• Karen Foster, Abigail Wilson and Zerqam Salman
  • Published: 26 April 2021

With traditional funding and planning methods, organizations often spend a considerable amount of time and resources tracking against plans based on historical information and business casing. This ultimately diverts focus away from achieving business outcomes. Adopting capacity-based funding and planning allows organizations to redirect their attention to delivering value and driving results.

Capacity-based funding distributes available funding across persistent, self-organizing teams. Funding is allocated based on the team's delivery capacity and the resources required to deliver the solution or product, rather than projects. 

Capacity-based planning is performed at the team level, where teams prioritize work within the sprint and estimate hours available to commit to a specified set of activities. This method focuses on understanding the scope of products and future conditions to develop more accurate release schedules. It is recommended that teams continuously re-estimate to ensure delivery predictability.

Implementing Capacity-Based Funding and Planning

Organizations should begin with a strategic planning exercise to build a high-level roadmap which contains the business outcomes and products they wish to deliver. They will need to further ensure that their capacity-based funding model is aligned with their modern delivery model. This means allocating funds to teams that are specifically built around business outcomes and products on the strategic roadmap, instead of organizing teams around the projects to be completed. Once the teams receive funds to deliver the strategic roadmap, detailed capacity-based planning should be performed at the team level. The team is autonomous to prioritize the work, estimate the delivery timeframe, and decide how to perform it, with certainty that they are delivering the next most valuable feature.   
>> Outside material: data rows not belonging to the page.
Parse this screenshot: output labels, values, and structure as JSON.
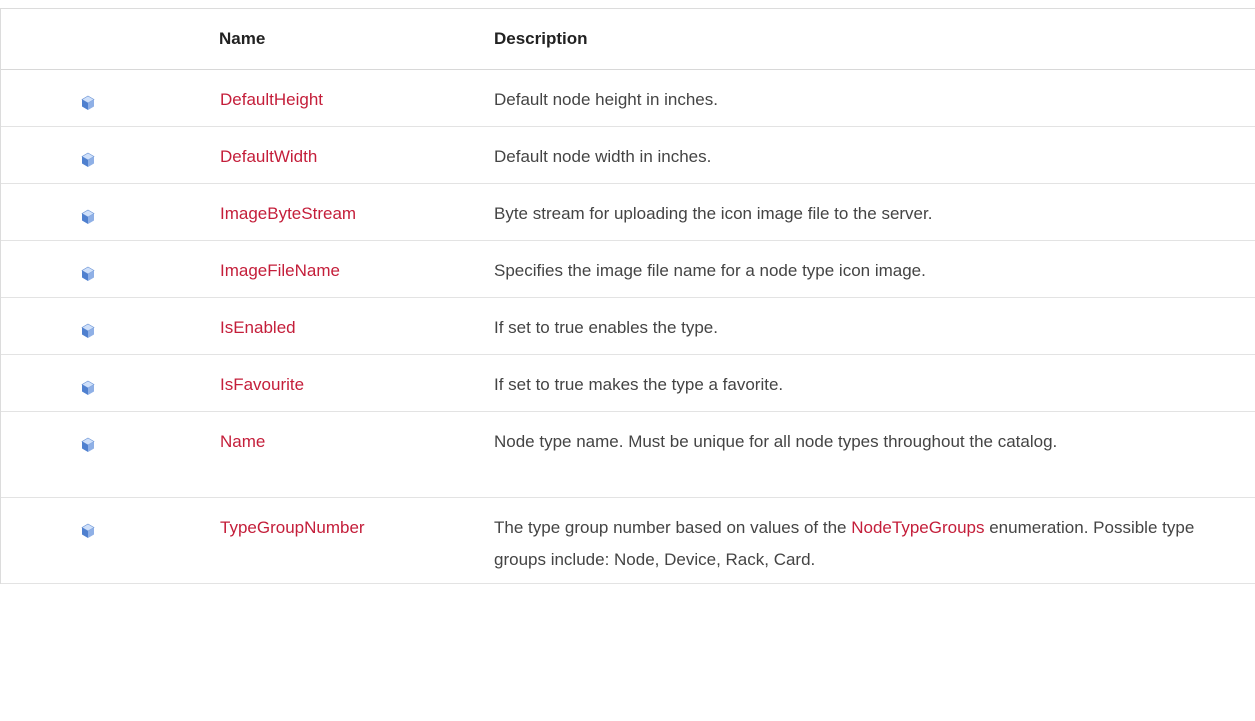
{
  "header": {
    "icon_col": "",
    "name_col": "Name",
    "desc_col": "Description"
  },
  "rows": [
    {
      "icon": "property-icon",
      "name": "DefaultHeight",
      "desc": "Default node height in inches."
    },
    {
      "icon": "property-icon",
      "name": "DefaultWidth",
      "desc": "Default node width in inches."
    },
    {
      "icon": "property-icon",
      "name": "ImageByteStream",
      "desc": "Byte stream for uploading the icon image file to the server."
    },
    {
      "icon": "property-icon",
      "name": "ImageFileName",
      "desc": "Specifies the image file name for a node type icon image."
    },
    {
      "icon": "property-icon",
      "name": "IsEnabled",
      "desc": "If set to true enables the type."
    },
    {
      "icon": "property-icon",
      "name": "IsFavourite",
      "desc": "If set to true makes the type a favorite."
    },
    {
      "icon": "property-icon",
      "name": "Name",
      "desc": "Node type name. Must be unique for all node types throughout the catalog."
    },
    {
      "icon": "property-icon",
      "name": "TypeGroupNumber",
      "desc_before": "The type group number based on values of the ",
      "desc_link": "NodeTypeGroups",
      "desc_after": " enumeration. Possible type groups include: Node, Device, Rack, Card."
    }
  ],
  "colors": {
    "link": "#c41e3a",
    "icon_light": "#a9c6f2",
    "icon_dark": "#3a6fc4"
  }
}
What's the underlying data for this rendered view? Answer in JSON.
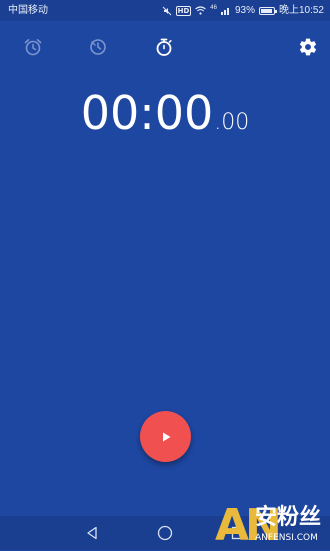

When implementing capacity-based funding and planning, organizations should consider how a team’s financial and progress reporting, as well as success metrics, will alter. A traditional PMO may attribute the lack of heavy governance as a loss of control over how value is derived from allocated funds. Hence, a successful implementation requires a deep cultural change within the organization where stakeholders are comfortable with experimentation and the possibility of failure. To minimize difficulties during implementation, organizations should consider piloting capacity-based funding and planning to select teams, before incrementally introducing the methods to the rest of the organization. 

Instead of time spent supporting the governance and review of the business case process, an organization can simplify their annual planning to focus on executing the strategic roadmap. This results in greater organizational agility as it is scalable across various team sizes and can provide more accurate estimations of release schedules with strong deliverable predictability and transparency that only improves as teams matures. 

Traditional planning often includes rigid change request processes that can shift a team’s focus from business outcomes to reporting and business casing. Capacity-based funding allocates funds based on business outcome or product value streams versus projects while planning allows for constant re-estimation throughout sprints. Together, these methods allow for real-time pivoting of initiatives as teams are enabled to transfer funds or resources to reprioritized tasks for continued alignment to the strategic roadmap. This matches funding with agile delivery methods, without the time spent justifying changes.

Capacity-based techniques are forward-focused and help ensure consistent quality of work, due to teams initially providing a more accurate view of what can be accomplished within designated timeframes and the real-time pivoting of initiatives. Under other models, teams may become overstretched due to ambitious deadlines that overcommit during the sprint, which can lead to employee burnout and a high chance of compromised quality due to rushed timelines. 

Measuring Success

Organizations should leverage a framework for modernizing funding governance, and reliable metrics for measuring execution and business value through initiative-specific objectives and key results (OKRs). The evaluation would be based on value, execution, agile maturity, and team health metrics.

  • Value metrics measure the business value delivered by the team. The value generated is the most significant expression of customer satisfaction and team success.
  • Execution metrics measure the team's efficiency to deliver the solution. Standard metrics are planned vs. actual work completed, the value focus backlog mix, lead time and cycle time, percentage of automated testing, release frequency, and production incidents, as applicable.
  • Agile maturity metrics measure the team's ability for adaptation. Some of the metrics are the execution of agile practices (principles and values) and its internal dynamic score.
  • Health metrics measure team engagement and satisfaction. Key metrics are the team turnover rate, team size, and pace.

Depending on the size and speed of work there should be monthly or quarterly reviews of the team's performance at the portfolio level to re-evaluate the scope, challenges, and dependencies.

How Capco can help

Adopting modern delivery solutions to traditional project funding and planning will help financial services organizations enable dynamic strategies that evolve in response to market conditions. With a focus on business value, the Capco approach to planning and prioritization shifts the dialogue from project-based to capacity-based funding to allow for real-time pivoting of initiatives to meet evolving business needs.


Karen Foster, Managing Principal